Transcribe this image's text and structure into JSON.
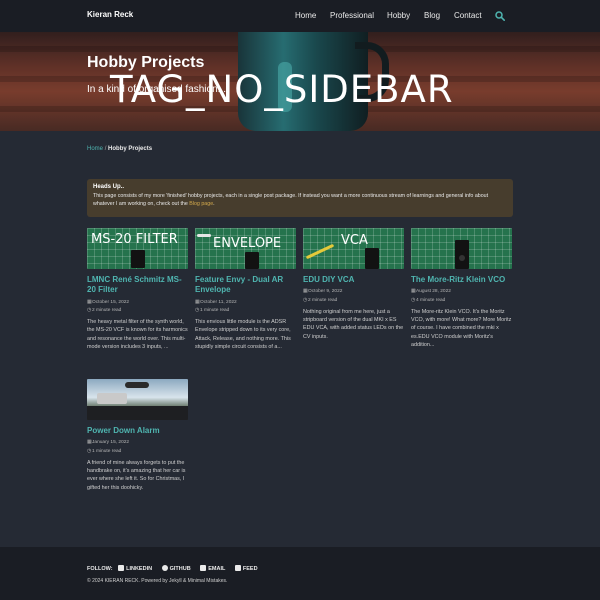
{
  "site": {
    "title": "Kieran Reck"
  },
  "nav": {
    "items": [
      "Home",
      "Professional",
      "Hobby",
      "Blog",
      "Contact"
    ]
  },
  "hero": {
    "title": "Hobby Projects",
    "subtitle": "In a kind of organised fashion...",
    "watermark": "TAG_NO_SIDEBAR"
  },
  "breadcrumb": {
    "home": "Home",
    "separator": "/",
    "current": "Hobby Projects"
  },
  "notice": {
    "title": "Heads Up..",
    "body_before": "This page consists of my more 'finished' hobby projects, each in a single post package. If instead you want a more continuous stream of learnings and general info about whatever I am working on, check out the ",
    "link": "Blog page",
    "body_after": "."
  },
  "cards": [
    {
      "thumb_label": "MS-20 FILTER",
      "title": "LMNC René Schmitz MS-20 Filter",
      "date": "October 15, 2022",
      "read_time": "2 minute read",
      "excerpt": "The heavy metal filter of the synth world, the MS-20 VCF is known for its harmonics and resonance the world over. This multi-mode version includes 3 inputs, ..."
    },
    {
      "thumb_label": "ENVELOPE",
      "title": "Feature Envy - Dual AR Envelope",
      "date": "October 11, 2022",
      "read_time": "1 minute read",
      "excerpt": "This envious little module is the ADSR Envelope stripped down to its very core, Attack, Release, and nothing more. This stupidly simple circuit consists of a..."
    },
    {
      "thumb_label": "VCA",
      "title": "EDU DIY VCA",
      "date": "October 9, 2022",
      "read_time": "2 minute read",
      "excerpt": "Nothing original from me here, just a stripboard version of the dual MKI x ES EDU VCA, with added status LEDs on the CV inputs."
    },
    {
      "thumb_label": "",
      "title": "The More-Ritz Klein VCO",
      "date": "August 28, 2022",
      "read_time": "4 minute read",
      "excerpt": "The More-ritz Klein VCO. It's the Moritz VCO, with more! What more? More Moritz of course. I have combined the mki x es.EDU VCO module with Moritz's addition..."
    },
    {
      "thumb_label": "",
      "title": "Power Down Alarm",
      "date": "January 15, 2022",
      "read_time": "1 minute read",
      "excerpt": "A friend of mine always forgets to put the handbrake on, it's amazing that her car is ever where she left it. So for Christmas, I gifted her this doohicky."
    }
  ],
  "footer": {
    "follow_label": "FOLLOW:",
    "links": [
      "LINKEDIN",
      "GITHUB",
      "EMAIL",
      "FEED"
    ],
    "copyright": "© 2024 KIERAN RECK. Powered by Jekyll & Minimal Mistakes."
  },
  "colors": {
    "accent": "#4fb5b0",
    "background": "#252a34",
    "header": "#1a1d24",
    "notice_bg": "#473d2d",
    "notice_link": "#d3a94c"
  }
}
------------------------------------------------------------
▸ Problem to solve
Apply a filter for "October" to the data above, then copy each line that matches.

▸ Solution
      "date": "October 15, 2022",
      "date": "October 11, 2022",
      "date": "October 9, 2022",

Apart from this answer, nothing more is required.